§ **Required work**: Below are the entries; return every line among them that holds the word "vnzlvqnm".

§ **Records for this task**:
------------------------------
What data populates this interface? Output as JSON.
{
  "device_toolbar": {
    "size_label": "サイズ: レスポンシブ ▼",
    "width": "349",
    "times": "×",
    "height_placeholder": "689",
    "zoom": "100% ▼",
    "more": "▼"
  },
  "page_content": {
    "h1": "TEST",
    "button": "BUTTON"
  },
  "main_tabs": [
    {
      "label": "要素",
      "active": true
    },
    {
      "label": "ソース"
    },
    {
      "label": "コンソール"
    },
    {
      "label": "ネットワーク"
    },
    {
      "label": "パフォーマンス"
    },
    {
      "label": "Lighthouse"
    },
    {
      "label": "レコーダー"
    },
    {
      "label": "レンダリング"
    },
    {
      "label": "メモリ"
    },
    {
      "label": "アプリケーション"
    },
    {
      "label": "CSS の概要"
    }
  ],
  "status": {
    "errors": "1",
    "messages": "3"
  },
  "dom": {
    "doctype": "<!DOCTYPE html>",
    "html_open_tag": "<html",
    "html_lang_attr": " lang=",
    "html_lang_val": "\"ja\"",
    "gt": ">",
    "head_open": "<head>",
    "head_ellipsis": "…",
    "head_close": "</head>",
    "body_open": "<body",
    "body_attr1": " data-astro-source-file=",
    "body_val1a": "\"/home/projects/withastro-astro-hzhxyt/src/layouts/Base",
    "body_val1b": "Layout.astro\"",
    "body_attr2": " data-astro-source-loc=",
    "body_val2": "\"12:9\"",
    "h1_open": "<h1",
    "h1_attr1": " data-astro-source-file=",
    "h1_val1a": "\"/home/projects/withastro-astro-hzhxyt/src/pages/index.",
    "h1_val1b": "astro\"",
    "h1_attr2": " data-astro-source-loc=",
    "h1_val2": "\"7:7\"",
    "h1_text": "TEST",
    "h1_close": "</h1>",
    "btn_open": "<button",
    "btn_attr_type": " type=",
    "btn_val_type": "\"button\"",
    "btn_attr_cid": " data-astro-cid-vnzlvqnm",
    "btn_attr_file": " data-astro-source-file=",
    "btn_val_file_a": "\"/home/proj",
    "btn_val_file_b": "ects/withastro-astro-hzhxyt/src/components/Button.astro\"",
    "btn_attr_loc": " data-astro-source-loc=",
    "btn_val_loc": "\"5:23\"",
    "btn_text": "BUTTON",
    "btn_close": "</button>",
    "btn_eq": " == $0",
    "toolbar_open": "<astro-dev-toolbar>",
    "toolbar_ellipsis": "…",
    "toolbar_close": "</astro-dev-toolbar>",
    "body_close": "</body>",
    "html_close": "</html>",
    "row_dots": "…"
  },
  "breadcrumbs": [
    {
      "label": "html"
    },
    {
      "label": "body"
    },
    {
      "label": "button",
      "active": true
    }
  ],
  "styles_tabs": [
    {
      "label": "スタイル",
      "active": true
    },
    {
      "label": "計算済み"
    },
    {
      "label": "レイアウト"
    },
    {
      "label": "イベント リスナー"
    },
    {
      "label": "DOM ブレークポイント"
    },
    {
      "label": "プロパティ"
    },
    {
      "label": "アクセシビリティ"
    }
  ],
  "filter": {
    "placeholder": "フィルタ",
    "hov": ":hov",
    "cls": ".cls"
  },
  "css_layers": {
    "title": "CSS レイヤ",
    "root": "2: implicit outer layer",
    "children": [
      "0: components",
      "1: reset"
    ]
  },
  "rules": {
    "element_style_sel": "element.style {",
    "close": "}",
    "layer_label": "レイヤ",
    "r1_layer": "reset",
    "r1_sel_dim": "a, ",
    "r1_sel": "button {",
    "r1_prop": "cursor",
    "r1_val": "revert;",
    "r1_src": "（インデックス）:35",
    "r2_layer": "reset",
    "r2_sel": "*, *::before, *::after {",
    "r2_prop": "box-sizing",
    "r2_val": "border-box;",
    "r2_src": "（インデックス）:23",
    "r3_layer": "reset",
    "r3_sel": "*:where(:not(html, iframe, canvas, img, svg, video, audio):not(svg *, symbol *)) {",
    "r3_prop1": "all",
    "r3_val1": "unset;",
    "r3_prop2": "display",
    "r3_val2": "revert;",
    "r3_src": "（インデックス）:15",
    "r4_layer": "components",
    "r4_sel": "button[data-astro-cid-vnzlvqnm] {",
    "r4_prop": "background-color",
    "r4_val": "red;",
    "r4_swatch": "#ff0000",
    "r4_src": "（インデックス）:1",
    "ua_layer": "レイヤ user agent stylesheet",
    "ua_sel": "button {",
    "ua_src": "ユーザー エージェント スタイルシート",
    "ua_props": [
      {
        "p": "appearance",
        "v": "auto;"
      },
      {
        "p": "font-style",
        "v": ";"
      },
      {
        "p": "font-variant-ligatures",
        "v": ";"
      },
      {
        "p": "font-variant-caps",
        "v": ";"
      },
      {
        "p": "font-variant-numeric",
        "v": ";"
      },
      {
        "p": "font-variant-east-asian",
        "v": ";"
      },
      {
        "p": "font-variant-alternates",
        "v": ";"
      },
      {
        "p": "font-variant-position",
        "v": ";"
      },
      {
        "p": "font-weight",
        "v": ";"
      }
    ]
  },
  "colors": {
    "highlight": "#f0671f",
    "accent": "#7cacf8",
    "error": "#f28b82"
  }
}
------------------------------
§ **Result for this exercise**:
    "btn_attr_cid": " data-astro-cid-vnzlvqnm",
    "r4_sel": "button[data-astro-cid-vnzlvqnm] {",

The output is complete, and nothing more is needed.